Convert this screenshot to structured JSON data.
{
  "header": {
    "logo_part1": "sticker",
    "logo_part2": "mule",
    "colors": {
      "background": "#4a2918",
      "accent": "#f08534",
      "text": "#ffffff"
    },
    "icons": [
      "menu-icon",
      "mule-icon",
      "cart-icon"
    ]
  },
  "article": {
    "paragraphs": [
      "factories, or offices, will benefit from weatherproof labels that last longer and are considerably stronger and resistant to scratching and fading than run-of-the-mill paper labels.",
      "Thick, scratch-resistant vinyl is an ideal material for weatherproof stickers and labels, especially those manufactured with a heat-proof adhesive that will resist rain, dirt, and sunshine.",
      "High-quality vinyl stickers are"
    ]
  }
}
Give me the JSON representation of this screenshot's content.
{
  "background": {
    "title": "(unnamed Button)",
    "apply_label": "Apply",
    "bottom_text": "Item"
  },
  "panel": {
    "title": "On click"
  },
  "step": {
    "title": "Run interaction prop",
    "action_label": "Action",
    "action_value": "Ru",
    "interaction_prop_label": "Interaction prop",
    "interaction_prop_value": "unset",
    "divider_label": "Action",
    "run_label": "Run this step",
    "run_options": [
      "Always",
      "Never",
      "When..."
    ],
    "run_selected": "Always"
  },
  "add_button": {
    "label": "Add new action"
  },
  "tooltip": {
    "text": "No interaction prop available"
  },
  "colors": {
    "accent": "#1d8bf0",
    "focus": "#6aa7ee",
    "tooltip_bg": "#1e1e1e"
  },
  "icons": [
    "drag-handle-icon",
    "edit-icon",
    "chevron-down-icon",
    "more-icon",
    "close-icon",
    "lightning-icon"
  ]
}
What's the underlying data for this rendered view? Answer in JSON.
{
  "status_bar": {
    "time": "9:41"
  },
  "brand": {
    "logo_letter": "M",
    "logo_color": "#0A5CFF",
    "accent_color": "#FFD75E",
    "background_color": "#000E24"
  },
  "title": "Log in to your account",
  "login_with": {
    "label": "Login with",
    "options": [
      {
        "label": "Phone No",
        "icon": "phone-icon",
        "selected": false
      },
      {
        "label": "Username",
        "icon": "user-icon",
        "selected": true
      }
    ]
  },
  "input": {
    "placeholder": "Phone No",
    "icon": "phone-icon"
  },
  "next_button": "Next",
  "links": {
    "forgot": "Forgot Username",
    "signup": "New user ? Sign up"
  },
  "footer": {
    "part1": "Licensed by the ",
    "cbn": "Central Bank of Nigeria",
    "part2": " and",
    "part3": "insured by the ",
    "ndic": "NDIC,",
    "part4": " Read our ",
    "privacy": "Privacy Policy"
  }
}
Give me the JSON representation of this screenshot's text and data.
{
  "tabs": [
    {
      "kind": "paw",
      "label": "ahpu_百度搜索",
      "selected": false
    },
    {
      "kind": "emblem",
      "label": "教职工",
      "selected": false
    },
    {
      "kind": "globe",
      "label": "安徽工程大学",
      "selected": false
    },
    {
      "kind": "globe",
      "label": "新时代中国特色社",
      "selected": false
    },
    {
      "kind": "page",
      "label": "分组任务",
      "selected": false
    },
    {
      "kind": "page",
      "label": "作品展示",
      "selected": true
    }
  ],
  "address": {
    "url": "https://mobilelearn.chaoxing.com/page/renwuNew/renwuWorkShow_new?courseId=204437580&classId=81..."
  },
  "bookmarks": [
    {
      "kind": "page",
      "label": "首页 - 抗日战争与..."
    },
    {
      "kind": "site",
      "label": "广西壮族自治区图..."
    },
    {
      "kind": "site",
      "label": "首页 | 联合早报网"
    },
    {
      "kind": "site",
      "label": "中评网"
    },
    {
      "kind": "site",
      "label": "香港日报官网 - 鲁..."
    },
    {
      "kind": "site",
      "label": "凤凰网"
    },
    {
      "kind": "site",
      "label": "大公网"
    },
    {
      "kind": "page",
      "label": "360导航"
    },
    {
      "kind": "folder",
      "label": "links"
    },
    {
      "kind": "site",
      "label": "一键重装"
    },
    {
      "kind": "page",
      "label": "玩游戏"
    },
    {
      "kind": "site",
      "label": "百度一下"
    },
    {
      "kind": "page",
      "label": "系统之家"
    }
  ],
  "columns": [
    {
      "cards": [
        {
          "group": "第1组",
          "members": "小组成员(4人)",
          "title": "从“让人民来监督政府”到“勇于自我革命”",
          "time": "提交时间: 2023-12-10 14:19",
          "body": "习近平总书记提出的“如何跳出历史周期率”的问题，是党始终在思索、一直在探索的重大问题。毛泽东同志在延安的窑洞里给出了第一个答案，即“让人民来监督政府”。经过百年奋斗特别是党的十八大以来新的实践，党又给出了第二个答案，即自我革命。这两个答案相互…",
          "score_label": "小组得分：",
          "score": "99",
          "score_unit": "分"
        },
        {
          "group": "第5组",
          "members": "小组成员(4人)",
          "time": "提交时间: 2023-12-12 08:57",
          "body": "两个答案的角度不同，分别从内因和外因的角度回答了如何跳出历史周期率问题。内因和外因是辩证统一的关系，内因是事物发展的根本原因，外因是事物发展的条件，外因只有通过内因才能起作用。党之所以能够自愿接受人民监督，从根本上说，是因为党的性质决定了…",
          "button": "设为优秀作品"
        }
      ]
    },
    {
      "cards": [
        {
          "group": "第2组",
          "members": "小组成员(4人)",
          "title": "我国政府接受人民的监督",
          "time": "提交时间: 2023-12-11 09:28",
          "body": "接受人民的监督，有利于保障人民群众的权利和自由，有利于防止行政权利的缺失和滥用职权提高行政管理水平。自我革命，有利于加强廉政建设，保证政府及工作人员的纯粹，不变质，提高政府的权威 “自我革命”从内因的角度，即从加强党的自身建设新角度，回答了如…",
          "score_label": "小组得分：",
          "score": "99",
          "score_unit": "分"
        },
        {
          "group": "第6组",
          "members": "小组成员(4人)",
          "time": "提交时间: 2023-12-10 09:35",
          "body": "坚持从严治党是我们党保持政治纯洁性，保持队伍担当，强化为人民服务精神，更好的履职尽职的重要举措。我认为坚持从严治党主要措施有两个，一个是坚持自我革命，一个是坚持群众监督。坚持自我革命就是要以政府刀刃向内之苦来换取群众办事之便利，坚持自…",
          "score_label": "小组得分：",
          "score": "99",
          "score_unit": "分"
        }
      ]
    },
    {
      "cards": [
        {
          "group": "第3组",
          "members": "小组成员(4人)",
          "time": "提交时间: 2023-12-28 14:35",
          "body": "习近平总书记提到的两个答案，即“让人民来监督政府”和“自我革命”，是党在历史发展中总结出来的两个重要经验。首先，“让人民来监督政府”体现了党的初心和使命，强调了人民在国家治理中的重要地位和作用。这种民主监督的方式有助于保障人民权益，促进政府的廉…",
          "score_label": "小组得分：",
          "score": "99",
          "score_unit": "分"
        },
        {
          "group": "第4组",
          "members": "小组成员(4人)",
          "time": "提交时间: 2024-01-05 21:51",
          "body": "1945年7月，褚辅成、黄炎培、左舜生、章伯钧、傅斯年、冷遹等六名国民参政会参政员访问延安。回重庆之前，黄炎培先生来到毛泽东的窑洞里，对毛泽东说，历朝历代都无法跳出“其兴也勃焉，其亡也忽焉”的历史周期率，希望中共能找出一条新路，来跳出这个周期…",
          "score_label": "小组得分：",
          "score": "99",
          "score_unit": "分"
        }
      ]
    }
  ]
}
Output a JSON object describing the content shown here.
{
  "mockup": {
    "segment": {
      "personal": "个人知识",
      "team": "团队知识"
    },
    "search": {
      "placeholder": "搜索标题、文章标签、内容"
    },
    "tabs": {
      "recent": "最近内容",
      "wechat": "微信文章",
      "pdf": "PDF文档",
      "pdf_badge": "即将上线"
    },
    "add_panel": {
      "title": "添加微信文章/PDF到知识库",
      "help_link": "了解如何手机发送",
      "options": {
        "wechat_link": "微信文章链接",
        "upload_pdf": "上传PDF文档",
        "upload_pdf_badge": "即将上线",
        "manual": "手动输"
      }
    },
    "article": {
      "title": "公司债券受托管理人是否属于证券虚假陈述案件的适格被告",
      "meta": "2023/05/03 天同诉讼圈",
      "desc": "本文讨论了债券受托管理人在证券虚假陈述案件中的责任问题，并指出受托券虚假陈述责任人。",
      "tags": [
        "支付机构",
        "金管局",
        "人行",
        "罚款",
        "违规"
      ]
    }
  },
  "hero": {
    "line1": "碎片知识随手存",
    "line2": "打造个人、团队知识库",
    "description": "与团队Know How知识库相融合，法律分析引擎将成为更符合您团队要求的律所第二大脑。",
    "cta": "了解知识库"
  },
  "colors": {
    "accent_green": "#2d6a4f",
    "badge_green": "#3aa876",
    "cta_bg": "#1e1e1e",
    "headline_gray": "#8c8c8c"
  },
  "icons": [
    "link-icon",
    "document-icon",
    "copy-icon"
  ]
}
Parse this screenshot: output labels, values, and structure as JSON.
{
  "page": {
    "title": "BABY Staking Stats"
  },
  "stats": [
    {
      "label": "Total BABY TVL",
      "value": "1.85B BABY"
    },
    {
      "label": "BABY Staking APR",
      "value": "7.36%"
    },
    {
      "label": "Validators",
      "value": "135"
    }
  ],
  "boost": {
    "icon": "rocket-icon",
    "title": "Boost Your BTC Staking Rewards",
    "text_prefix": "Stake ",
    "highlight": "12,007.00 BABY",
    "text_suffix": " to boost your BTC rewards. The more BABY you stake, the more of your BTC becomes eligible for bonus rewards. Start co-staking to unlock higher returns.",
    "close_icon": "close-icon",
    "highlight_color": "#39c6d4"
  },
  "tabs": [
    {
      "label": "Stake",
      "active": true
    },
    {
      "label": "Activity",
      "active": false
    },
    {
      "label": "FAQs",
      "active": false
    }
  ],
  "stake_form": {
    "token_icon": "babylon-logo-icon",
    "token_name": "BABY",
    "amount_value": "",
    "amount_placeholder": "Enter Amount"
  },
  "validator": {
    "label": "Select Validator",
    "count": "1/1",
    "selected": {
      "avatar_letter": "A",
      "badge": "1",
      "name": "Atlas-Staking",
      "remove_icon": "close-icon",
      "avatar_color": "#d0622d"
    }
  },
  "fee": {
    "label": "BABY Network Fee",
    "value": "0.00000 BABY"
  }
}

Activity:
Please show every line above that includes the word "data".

Expected answer:
Convert this screenshot to structured JSON data.
What's the underlying data for this rendered view? Answer in JSON.
Give me the JSON representation of this screenshot's text and data.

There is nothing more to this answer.